Title : Analyzing the Impact of COVID-19 on Medication Adherence in Pakistan: Exploring Demographic Factors


The reputable Economist magazine, posed a question in its Sep. 2020 issue that “Is Pakistan really handling the pandemic better than India?” In this paper we will endeavour to statistically answer this question, and submit possible explanations supporting our results. Furthermore, in the published literature, there is a scarcity of gender-wise studies on the prevalence and incidence of COVID-19 in Pakistan, we also address this aspect.  In this paper we consider the impact of COVID-19 on medication adherence in the city of Rawalpindi (population 2.4 millions), Pakistan w.r.t to several parameters, such as gender, age, education, number of children and time since taking medication. Medication adherence has always been challenging and complex health behaviour, but COVID-19 pandemic brought its own disruptions. A cross-sectional in-person outpatient survey was conducted at three public hospitals in Rawalpindi between 03 October 2022 and 24 November 2022. A survey questionnaire was developed in Urdu (National language) using the Medication Adherence Context and Outcomes framework, the questionnaire also included several demographic parameters. Descriptive statistics and one-way ANOVA analysis were performed for 207 respondents, mean age 41.45 years (SD 14.93) out of which 115 were Male and 92 were Female. The p-value with respect to age, months taking medicine, number of children and years of education were found to be 0.14, 0.83, 0.722, 0.49 respectively and all higher than the significance level of p-value = 0.05 considered. Thus, COVID-19 had no significant statistical effect on the demographics discussed. There could be multitude of reasons having possible explanations to support the results, such as smart lock-downs, food-money scheme launched by the Government, food and household items donated by the general public and more. Apparently all these actions resulted in better handling of COVID-19 in Pakistan. Thus we conclude that the answer to the Economist’s questions is yes.

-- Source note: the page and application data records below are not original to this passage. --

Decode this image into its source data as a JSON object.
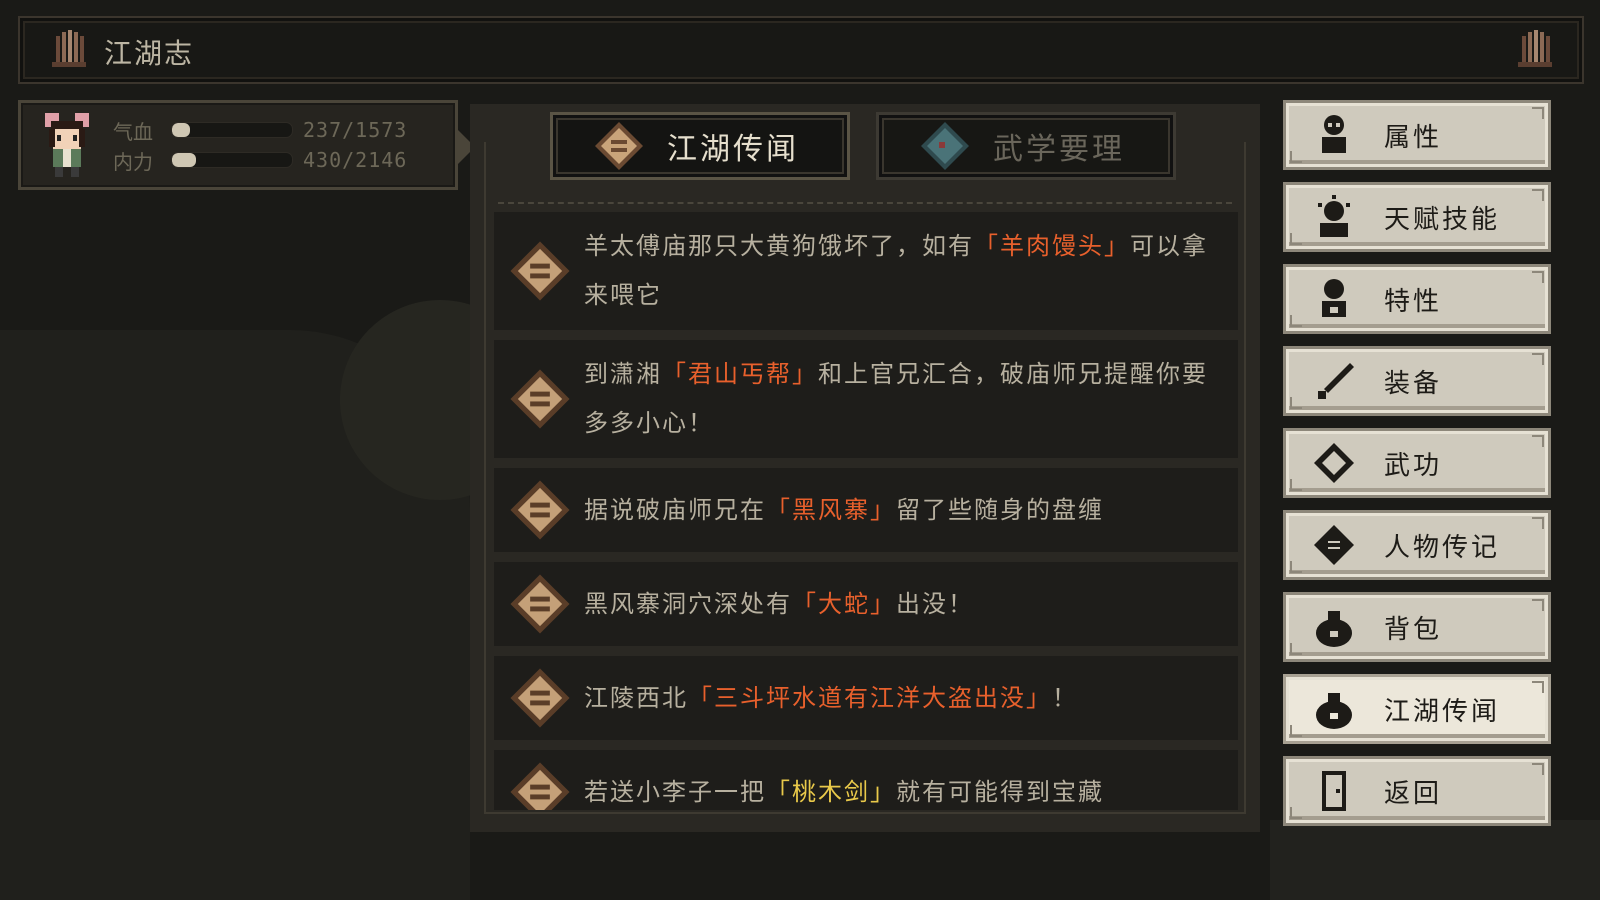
{
  "window": {
    "title": "江湖志"
  },
  "character": {
    "hp": {
      "label": "气血",
      "current": 237,
      "max": 1573,
      "display": "237/1573",
      "fraction": 0.15
    },
    "mp": {
      "label": "内力",
      "current": 430,
      "max": 2146,
      "display": "430/2146",
      "fraction": 0.2
    }
  },
  "tabs": [
    {
      "label": "江湖传闻",
      "active": true,
      "icon": "scroll-icon"
    },
    {
      "label": "武学要理",
      "active": false,
      "icon": "martial-manual-icon"
    }
  ],
  "news": [
    {
      "segments": [
        {
          "t": "羊太傅庙那只大黄狗饿坏了，如有"
        },
        {
          "t": "「羊肉馒头」",
          "hl": "orange"
        },
        {
          "t": "可以拿来喂它"
        }
      ]
    },
    {
      "segments": [
        {
          "t": "到潇湘"
        },
        {
          "t": "「君山丐帮」",
          "hl": "orange"
        },
        {
          "t": "和上官兄汇合，破庙师兄提醒你要多多小心！"
        }
      ]
    },
    {
      "segments": [
        {
          "t": "据说破庙师兄在"
        },
        {
          "t": "「黑风寨」",
          "hl": "orange"
        },
        {
          "t": "留了些随身的盘缠"
        }
      ]
    },
    {
      "segments": [
        {
          "t": "黑风寨洞穴深处有"
        },
        {
          "t": "「大蛇」",
          "hl": "orange"
        },
        {
          "t": "出没！"
        }
      ]
    },
    {
      "segments": [
        {
          "t": "江陵西北"
        },
        {
          "t": "「三斗坪水道有江洋大盗出没」",
          "hl": "orange"
        },
        {
          "t": "！"
        }
      ]
    },
    {
      "segments": [
        {
          "t": "若送小李子一把"
        },
        {
          "t": "「桃木剑」",
          "hl": "yellow"
        },
        {
          "t": "就有可能得到宝藏"
        }
      ]
    }
  ],
  "menu": [
    {
      "label": "属性",
      "icon": "attribute-figure-icon",
      "selected": false
    },
    {
      "label": "天赋技能",
      "icon": "talent-figure-icon",
      "selected": false
    },
    {
      "label": "特性",
      "icon": "trait-figure-icon",
      "selected": false
    },
    {
      "label": "装备",
      "icon": "sword-icon",
      "selected": false
    },
    {
      "label": "武功",
      "icon": "martial-book-icon",
      "selected": false
    },
    {
      "label": "人物传记",
      "icon": "biography-book-icon",
      "selected": false
    },
    {
      "label": "背包",
      "icon": "bag-icon",
      "selected": false
    },
    {
      "label": "江湖传闻",
      "icon": "rumor-bag-icon",
      "selected": true
    },
    {
      "label": "返回",
      "icon": "door-icon",
      "selected": false
    }
  ],
  "colors": {
    "highlight": "#e8602c",
    "highlight_yellow": "#e9c94a",
    "panel": "#2a2823",
    "button": "#cfcabd"
  }
}
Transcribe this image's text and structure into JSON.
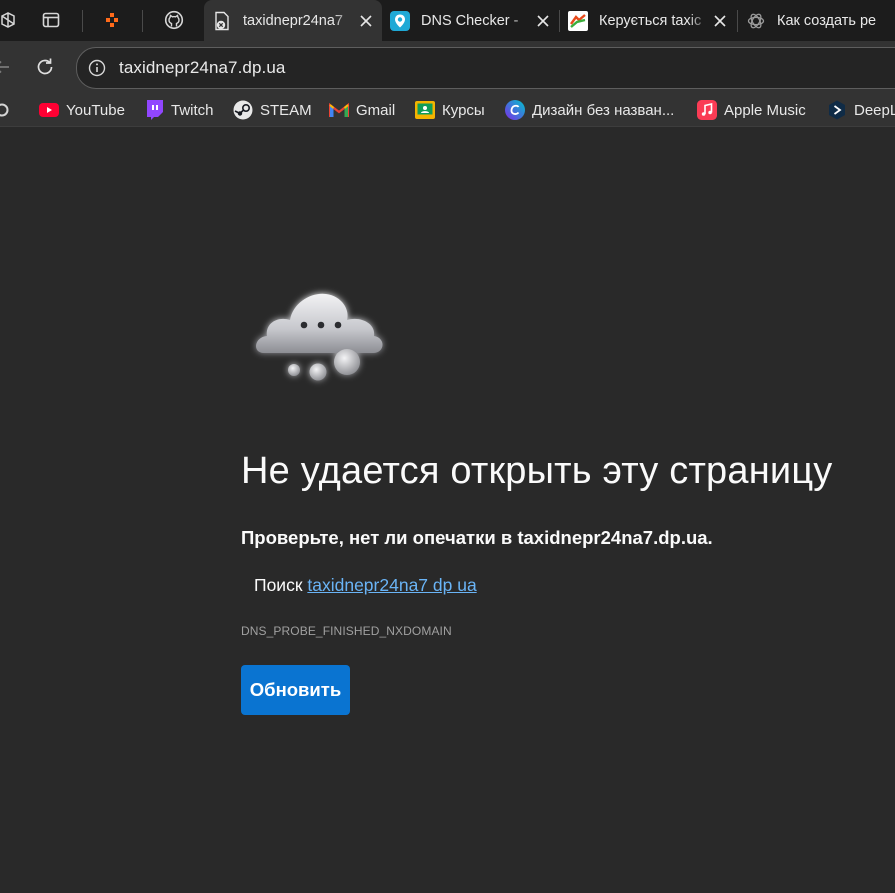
{
  "tabs": [
    {
      "title": "taxidnepr24na7",
      "active": true,
      "favicon": "broken-page-icon"
    },
    {
      "title": "DNS Checker -",
      "active": false,
      "favicon": "dns-checker-icon"
    },
    {
      "title": "Керується taxic",
      "active": false,
      "favicon": "keruetsya-icon"
    },
    {
      "title": "Как создать ре",
      "active": false,
      "favicon": "chatgpt-icon"
    }
  ],
  "address_bar": {
    "url": "taxidnepr24na7.dp.ua"
  },
  "bookmarks": [
    {
      "label": "YouTube",
      "icon": "youtube-icon"
    },
    {
      "label": "Twitch",
      "icon": "twitch-icon"
    },
    {
      "label": "STEAM",
      "icon": "steam-icon"
    },
    {
      "label": "Gmail",
      "icon": "gmail-icon"
    },
    {
      "label": "Курсы",
      "icon": "classroom-icon"
    },
    {
      "label": "Дизайн без назван...",
      "icon": "canva-icon"
    },
    {
      "label": "Apple Music",
      "icon": "apple-music-icon"
    },
    {
      "label": "DeepL",
      "icon": "deepl-icon"
    }
  ],
  "error_page": {
    "heading": "Не удается открыть эту страницу",
    "subtitle": "Проверьте, нет ли опечатки в taxidnepr24na7.dp.ua.",
    "search_prefix": "Поиск",
    "search_link": "taxidnepr24na7 dp ua",
    "error_code": "DNS_PROBE_FINISHED_NXDOMAIN",
    "reload_button": "Обновить"
  },
  "colors": {
    "background": "#292929",
    "accent": "#0a74d1",
    "link": "#6ab4f6"
  }
}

Mahinn is a third year Medicine student of the department of Medicine at National University of Medical Sciences, Rawalpindi. She was among the top 0.5% high scorers in her national level MDCAT (Medical College Aptitude Test) entrance exam. She got admission in Nation’s top medical institution i.e. King Edward Medical University, Lahore and secured first merit position in the Federal Medical and Dental College, Islamabad. Recently her paper on applications of Machine Learning in Cancer and Interventional Radiology was accepted at a USA conference. Mahinn loves to meet people and make friends, and aspires to be a successful Surgeon.